There's a lot to like in Vampire: Bloodlines, and a few things to love. That there are also moments that had me gritting my teeth, and so many "buts", is what makes this review a tough one.
The graphics, for example, are by and large quite lovely, very atmospheric... But. Half-Life 2, the game engine's parent, made better use of them, from both a hardware and a software perspective. Half-Life 2 ran well on my system with 512 MB of RAM; Vampire stuttered somewhat(when I upgraded to 2 GB, it smoothed out nicely.) Half-Life 2 also just _looks_ better, and doesn't distract with clipping, strands of wavy hair passing through the sides of people's faces, and moments of rough texturing.
The game combines RPG and action elements, which is frequently fun and interesting, but... It expects you to react too quickly for an RPG, and the way numbers are crunched will annoy action gamers. Even with your "natural" stats maxed out in a particular set of combat-based stats, you can easily find yourself gunned down by a larger group, or by some of the more powerful bosses.
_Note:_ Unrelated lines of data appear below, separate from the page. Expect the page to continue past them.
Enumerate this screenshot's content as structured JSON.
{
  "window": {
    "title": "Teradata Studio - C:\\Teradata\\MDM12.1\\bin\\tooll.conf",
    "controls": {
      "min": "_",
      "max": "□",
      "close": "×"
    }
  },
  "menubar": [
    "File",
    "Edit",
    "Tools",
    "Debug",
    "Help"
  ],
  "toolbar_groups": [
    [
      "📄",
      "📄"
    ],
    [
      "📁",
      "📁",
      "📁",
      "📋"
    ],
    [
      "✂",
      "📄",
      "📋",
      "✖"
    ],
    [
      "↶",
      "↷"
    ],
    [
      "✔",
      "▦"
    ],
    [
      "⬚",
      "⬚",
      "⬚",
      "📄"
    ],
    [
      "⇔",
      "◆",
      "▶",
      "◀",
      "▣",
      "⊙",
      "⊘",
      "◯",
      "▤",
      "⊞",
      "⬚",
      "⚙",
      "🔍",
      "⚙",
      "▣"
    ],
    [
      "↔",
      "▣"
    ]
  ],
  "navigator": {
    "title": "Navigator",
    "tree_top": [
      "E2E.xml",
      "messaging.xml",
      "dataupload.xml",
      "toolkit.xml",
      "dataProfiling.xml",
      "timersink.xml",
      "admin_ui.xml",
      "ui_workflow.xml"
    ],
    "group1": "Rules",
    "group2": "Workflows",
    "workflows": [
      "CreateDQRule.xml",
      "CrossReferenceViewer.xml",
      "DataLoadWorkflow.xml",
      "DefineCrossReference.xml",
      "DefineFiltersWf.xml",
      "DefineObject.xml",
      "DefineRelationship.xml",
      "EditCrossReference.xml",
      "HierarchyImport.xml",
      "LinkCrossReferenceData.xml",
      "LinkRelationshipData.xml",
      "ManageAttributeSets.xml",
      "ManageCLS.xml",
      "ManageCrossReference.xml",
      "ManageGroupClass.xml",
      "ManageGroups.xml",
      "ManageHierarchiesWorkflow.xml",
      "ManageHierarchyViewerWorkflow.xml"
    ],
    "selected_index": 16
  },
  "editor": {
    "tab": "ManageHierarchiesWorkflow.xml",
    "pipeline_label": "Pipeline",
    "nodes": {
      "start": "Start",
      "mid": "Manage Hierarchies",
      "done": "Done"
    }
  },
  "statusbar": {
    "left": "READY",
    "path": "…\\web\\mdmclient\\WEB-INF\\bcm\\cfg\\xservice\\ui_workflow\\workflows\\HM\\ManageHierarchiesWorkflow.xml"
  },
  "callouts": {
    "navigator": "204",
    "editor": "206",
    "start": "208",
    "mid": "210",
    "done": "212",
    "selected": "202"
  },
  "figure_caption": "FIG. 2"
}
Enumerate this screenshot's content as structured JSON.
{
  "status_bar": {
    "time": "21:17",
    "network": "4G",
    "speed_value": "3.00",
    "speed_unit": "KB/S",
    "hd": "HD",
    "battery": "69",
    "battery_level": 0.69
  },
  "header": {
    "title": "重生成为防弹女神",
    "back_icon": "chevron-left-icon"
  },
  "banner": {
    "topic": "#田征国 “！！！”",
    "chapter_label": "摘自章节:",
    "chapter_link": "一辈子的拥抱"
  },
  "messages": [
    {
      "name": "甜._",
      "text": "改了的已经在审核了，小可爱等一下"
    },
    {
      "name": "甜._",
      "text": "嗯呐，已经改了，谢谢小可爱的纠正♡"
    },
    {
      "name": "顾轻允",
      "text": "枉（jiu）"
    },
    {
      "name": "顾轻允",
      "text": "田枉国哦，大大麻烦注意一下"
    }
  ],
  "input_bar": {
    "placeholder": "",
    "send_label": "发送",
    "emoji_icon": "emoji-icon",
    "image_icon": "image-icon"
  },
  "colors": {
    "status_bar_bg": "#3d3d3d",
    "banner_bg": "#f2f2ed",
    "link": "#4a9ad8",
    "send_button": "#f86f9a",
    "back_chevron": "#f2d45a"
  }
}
Some of the "supernatural" abilities may offset this; I can't say for certain, having only played through the game once. What I do know is that my character was pretty combat-centric, and still only won certain battles because of bugs or defects in the AI- enemies unable to hit you from certain positions, or getting stuck on pieces of the scenery.
The game allows a fair amount of flexibility in how you approach problems... But some of the options are either so convoluted or so difficult as to be unworkable, while others are excessively easy. Stealth in particular seems broken; I "stealth killed" any number of people who walked right into me, then turned around a few seconds later.
On the whole, the game feels poorly tested. Some abilities are far, far more useful than others, and unless I'm missing something, a character without at least one area of solid combat focus is simply going to die. You can't carry more than one of a type of gun, though selling all the duplicates one runs across on dead foes would have made it easier to raise money (which is ludicrously available at some times and completely sparse at others.)
Then there's the end game, where... Well, without spoilers, let me just call it kind of unsatisfying. Other endings may be available, but what I saw suggests they're merely variations on a theme, and that theme focuses more on some of the other characters you meet than on your own. After some of the ridiculously hard battles I fought, I'd like to know how _my_ character ultimately fared, maybe a spot of congratulations. Doesn't seem so much to ask, y'know?
Oh, one more word about those battles. The final boss or bosses are so ridiculously over-powered that I felt no shame at all in using any exploit available. One of them can repeatedly teleport and hit you from behind before you can react. The only way to avoid this is very precise timing and repeating a pattern over and over again. Said foe requires more than ten times as many hits to defeat as he does to defeat you. This kind of fight really makes you go: "Guys? What were you _thinking_?" When _succeeding_ isn't even any fun...!
Despite bugs and combat, I must give some significant praise: The dialogue is terrific, both in the writing and in the performance. I especially appreciated some of the humorous moments, much needed in the grim setting. The atmosphere is great, from the haunted hotel you encounter early in the game to the lairs of twisted, unholy creatures. The game generally feels _adult_, not in the sense in which the term is often used (where it could as easily be termed 'juvenile') but in a willingness to recognize shades of gray and handle uncomfortable topics without flinching.
Though I would hardly call the game an unqualified success, I enjoyed it, and I mourn for Troika, the now-deceased company that created it. Hardly anyone makes role-playing games combining character depth, plot depth and flexiblility to different player approaches the way they did. If only they had done a little more testing... If only they had settled the combat system more firmly in the RPG or action arena... If only...
P.S. Looking over this review, it occured to me that some might take my comment about "using any exploit available" to mean using a third-party hacking program or cheat codes; I used neither to complete the game. But if, say, a boss character got "hung up" on a corner, unable to move... I took no particular shame in whaling the tar out of them while they were unable to reciprocate. I occasionally used the game's own flaws against it, in other words.